Your goal — The entries follow. Copy every line in which "Evidences" appears.

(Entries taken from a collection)
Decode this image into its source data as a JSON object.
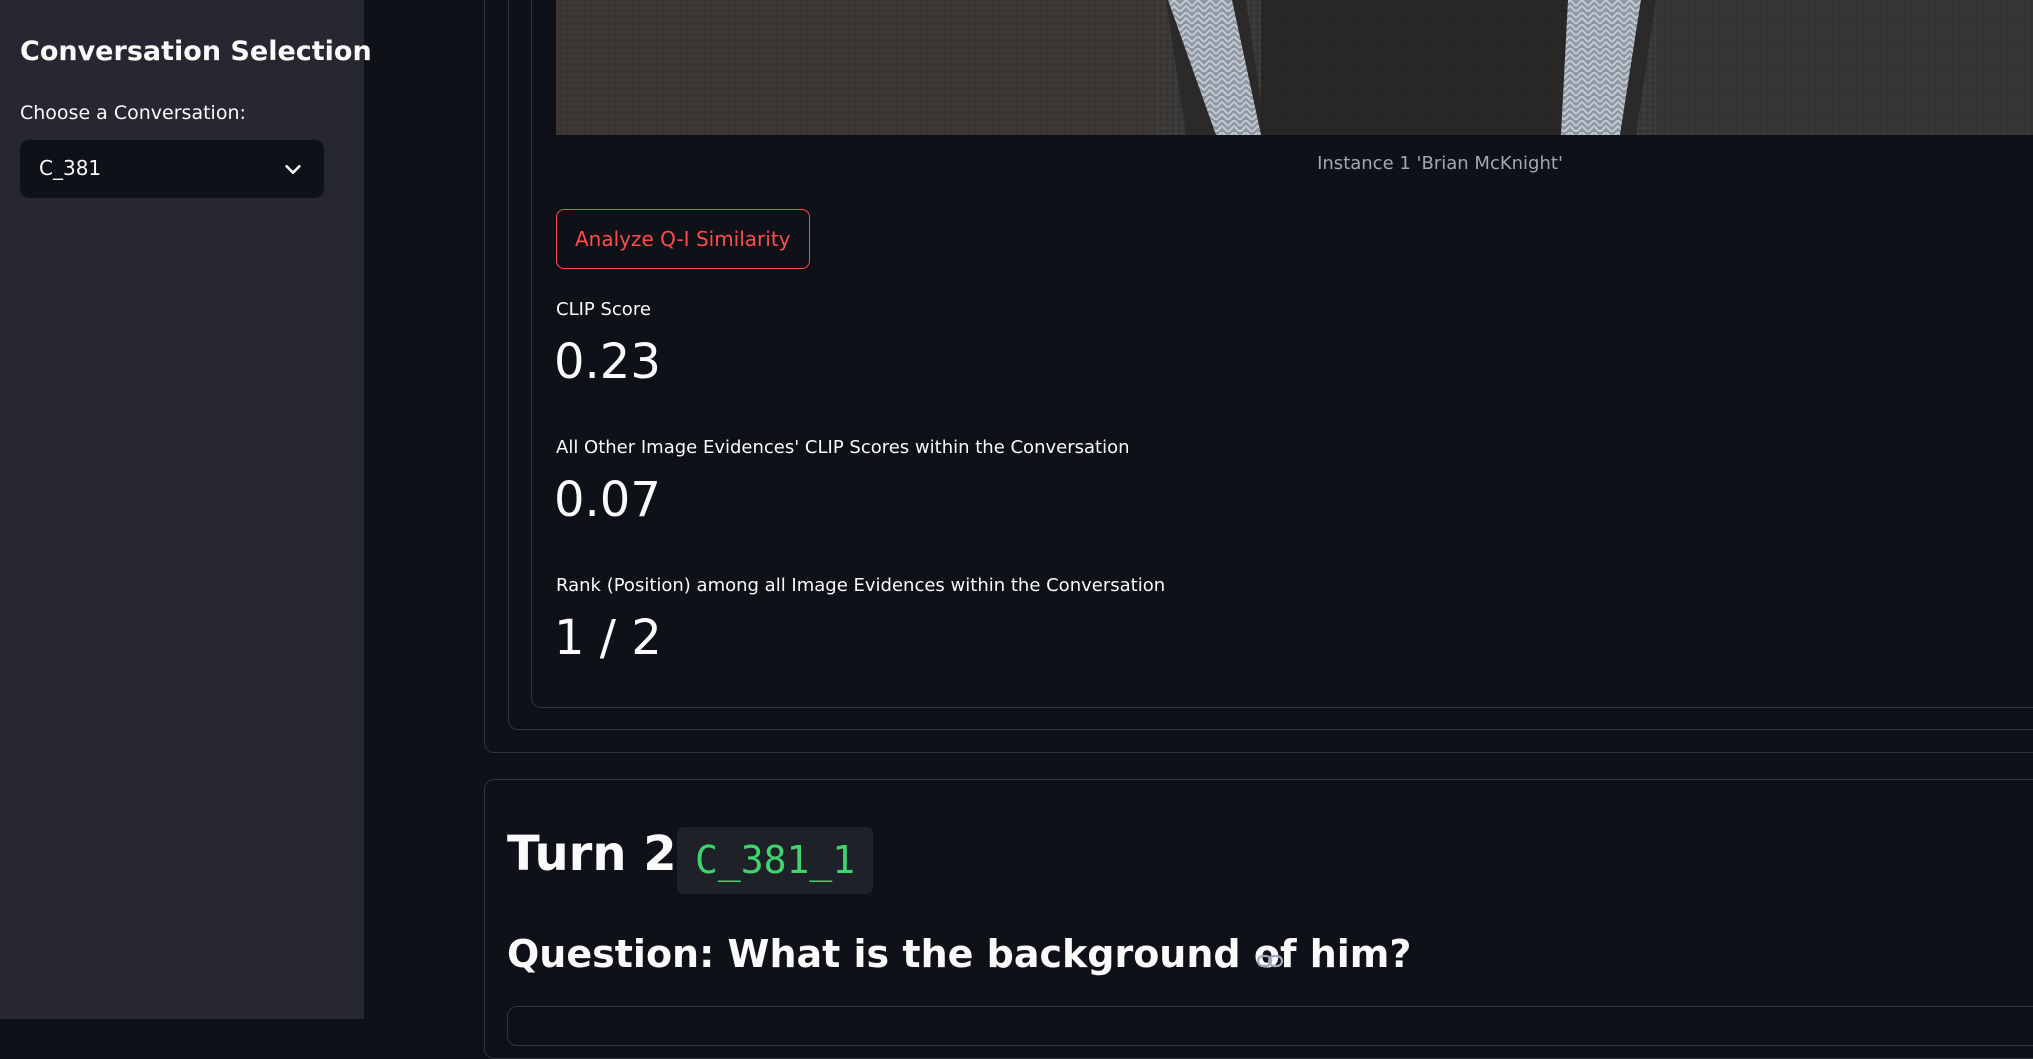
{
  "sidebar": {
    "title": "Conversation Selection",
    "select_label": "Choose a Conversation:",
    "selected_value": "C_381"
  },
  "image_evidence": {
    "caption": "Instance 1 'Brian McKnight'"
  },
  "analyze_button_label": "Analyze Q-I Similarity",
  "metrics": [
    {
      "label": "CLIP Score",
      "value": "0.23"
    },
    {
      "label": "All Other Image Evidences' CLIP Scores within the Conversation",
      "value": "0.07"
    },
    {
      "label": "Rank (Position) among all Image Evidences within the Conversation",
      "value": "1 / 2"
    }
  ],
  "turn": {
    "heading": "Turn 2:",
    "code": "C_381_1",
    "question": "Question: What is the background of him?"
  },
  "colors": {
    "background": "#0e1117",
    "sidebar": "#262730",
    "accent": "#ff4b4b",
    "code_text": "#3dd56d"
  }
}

Answer to the exercise —
      "label": "All Other Image Evidences' CLIP Scores within the Conversation",
      "label": "Rank (Position) among all Image Evidences within the Conversation",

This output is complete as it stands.